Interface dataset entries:
--
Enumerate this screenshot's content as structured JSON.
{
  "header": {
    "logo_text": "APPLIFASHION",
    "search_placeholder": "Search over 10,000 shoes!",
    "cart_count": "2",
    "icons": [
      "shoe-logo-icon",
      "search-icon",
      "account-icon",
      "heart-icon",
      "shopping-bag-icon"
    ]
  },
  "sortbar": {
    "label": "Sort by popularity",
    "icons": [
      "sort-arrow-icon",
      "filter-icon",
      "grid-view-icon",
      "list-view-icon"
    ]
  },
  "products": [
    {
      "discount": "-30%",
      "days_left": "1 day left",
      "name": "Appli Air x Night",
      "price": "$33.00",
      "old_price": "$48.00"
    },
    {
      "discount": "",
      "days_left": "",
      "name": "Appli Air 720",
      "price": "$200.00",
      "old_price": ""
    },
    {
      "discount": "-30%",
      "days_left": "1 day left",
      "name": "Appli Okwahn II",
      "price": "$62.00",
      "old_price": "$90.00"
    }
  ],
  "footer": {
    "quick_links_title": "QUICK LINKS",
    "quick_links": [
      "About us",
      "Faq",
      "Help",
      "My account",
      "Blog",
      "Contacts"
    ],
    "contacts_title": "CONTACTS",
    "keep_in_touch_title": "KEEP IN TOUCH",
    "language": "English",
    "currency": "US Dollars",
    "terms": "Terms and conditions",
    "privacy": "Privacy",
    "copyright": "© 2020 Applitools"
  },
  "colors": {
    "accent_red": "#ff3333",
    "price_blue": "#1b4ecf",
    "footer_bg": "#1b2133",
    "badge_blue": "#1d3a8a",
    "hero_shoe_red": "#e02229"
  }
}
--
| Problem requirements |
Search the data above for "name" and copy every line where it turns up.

| Response to the task |
      "name": "Appli Air x Night",
      "name": "Appli Air 720",
      "name": "Appli Okwahn II",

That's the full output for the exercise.